Log in



iodineIodine is another vital nutrient and a trace element, and although deficiencies are not as common as those caused by copper, selenium and magnesium, deficiencies can still occur in a few areas.

  • In a few inland areas and alluvial plains, soils are deficient in the trace element iodine.
  • Iodine deficiency can also be induced by feeding brassicas and clovers, which contain chemicals (goitrogens) that reduce thyroid hormones.
  • One of the main signs of deficiency is goitre - a swelling of the thyroid glands in the neck just below the throat.
  • Goats are the species most susceptible to iodine deficiency.
  • Occasionally, goitre can occur in lambs, fawns, calves and foals.
  • Apart from goitre, signs of deficiency include poor survival rates in newborn animals, reduced milk production (cows), reduced wool production (sheep), and reduced fertility (ewes and cows).
  • Diagnosis is generally based on the occurrence of these clinical signs.
  • Pregnant cows, does and ewes and young growing animals can be dosed with potassium iodide at intervals of 3 to 6 months.

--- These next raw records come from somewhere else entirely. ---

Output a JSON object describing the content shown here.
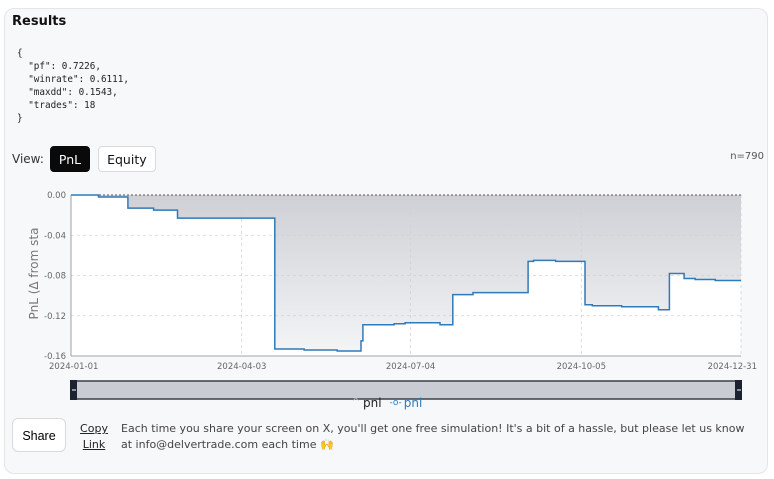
{
  "results": {
    "title": "Results",
    "json_text": "{\n  \"pf\": 0.7226,\n  \"winrate\": 0.6111,\n  \"maxdd\": 0.1543,\n  \"trades\": 18\n}"
  },
  "view": {
    "label": "View:",
    "tabs": [
      {
        "label": "PnL",
        "active": true
      },
      {
        "label": "Equity",
        "active": false
      }
    ],
    "n_label": "n=790"
  },
  "legend": {
    "items": [
      {
        "marker": "^",
        "label": "pnl"
      },
      {
        "marker": "-o-",
        "label": "pnl"
      }
    ]
  },
  "footer": {
    "share_label": "Share",
    "copy_label": "Copy Link",
    "notice": "Each time you share your screen on X, you'll get one free simulation! It's a bit of a hassle, but please let us know at info@delvertrade.com each time 🙌"
  },
  "colors": {
    "line": "#2f7ab8",
    "area": "#d6d7db",
    "grid": "#cfd2d6",
    "range_fill": "#c9ccd2"
  },
  "chart_data": {
    "type": "line",
    "ylabel": "PnL (Δ from sta",
    "xlabel": "",
    "ylim": [
      -0.16,
      0.0
    ],
    "yticks": [
      "0.00",
      "-0.04",
      "-0.08",
      "-0.12",
      "-0.16"
    ],
    "xticks": [
      "2024-01-01",
      "2024-04-03",
      "2024-07-04",
      "2024-10-05",
      "2024-12-31"
    ],
    "grid": true,
    "series": [
      {
        "name": "pnl",
        "step": true,
        "points": [
          [
            "2024-01-01",
            0.0
          ],
          [
            "2024-01-16",
            -0.002
          ],
          [
            "2024-02-01",
            -0.013
          ],
          [
            "2024-02-15",
            -0.015
          ],
          [
            "2024-02-28",
            -0.023
          ],
          [
            "2024-04-21",
            -0.153
          ],
          [
            "2024-05-07",
            -0.154
          ],
          [
            "2024-05-25",
            -0.155
          ],
          [
            "2024-06-07",
            -0.145
          ],
          [
            "2024-06-08",
            -0.129
          ],
          [
            "2024-06-25",
            -0.128
          ],
          [
            "2024-07-01",
            -0.127
          ],
          [
            "2024-07-20",
            -0.129
          ],
          [
            "2024-07-27",
            -0.099
          ],
          [
            "2024-08-07",
            -0.097
          ],
          [
            "2024-08-21",
            -0.097
          ],
          [
            "2024-09-06",
            -0.066
          ],
          [
            "2024-09-09",
            -0.065
          ],
          [
            "2024-09-21",
            -0.066
          ],
          [
            "2024-10-07",
            -0.109
          ],
          [
            "2024-10-11",
            -0.11
          ],
          [
            "2024-10-27",
            -0.111
          ],
          [
            "2024-11-16",
            -0.114
          ],
          [
            "2024-11-22",
            -0.078
          ],
          [
            "2024-11-30",
            -0.083
          ],
          [
            "2024-12-06",
            -0.084
          ],
          [
            "2024-12-17",
            -0.085
          ],
          [
            "2024-12-31",
            -0.085
          ]
        ]
      }
    ]
  }
}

  • A long-acting iodine injection is also available..
  • In lower-risk areas, providing iodised salt licks may be sufficient.

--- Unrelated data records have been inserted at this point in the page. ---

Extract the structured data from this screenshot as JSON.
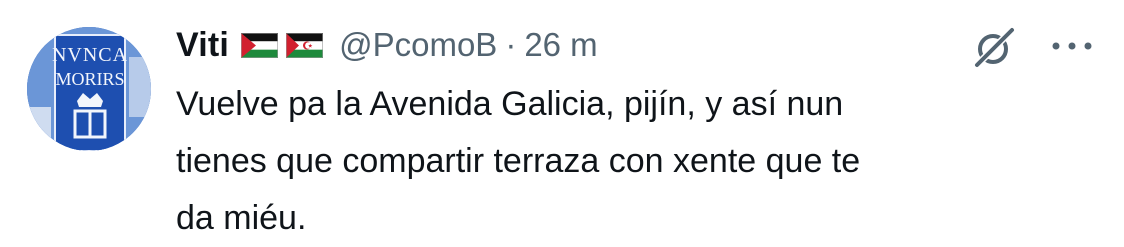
{
  "tweet": {
    "author": {
      "display_name": "Viti",
      "handle": "@PcomoB",
      "avatar_icon": "avatar-image",
      "flags": [
        {
          "name": "palestine-flag-icon"
        },
        {
          "name": "western-sahara-flag-icon"
        }
      ]
    },
    "separator": "·",
    "time": "26 m",
    "text": "Vuelve pa la Avenida Galicia, pijín, y así nun\ntienes que compartir terraza con xente que te\nda miéu.",
    "icons": {
      "grok": "grok-icon",
      "more": "more-options-icon"
    },
    "colors": {
      "text": "#0f1419",
      "secondary": "#536471"
    }
  }
}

  • If your area tends to be iodine deficient, discuss supplementation options with your veterinarian.
Go to top

Sign up for my monthly newsletter!

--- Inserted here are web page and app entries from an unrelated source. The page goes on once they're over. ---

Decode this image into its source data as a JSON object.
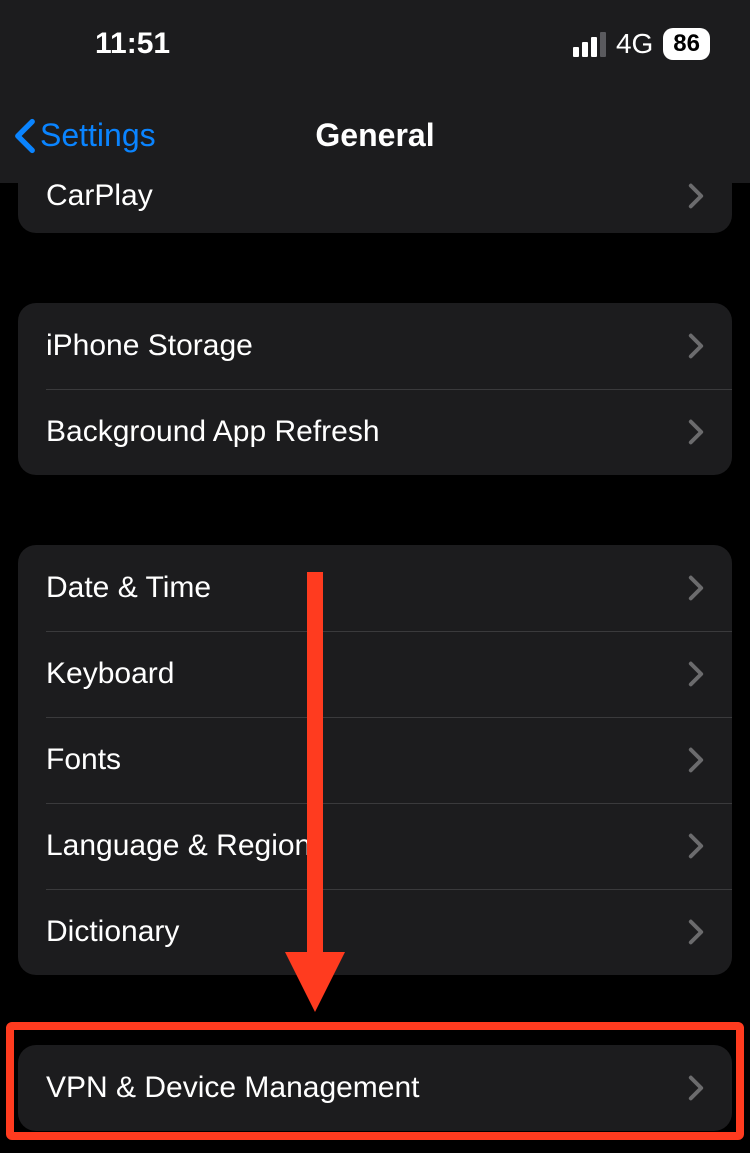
{
  "status": {
    "time": "11:51",
    "network": "4G",
    "battery": "86"
  },
  "nav": {
    "back": "Settings",
    "title": "General"
  },
  "groups": [
    {
      "rows": [
        {
          "label": "CarPlay"
        }
      ],
      "partial": true
    },
    {
      "rows": [
        {
          "label": "iPhone Storage"
        },
        {
          "label": "Background App Refresh"
        }
      ]
    },
    {
      "rows": [
        {
          "label": "Date & Time"
        },
        {
          "label": "Keyboard"
        },
        {
          "label": "Fonts"
        },
        {
          "label": "Language & Region"
        },
        {
          "label": "Dictionary"
        }
      ]
    },
    {
      "rows": [
        {
          "label": "VPN & Device Management"
        }
      ]
    }
  ],
  "annotation": {
    "highlight_color": "#ff3b1f"
  }
}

Get all the latest news along with practical tips and expert advice.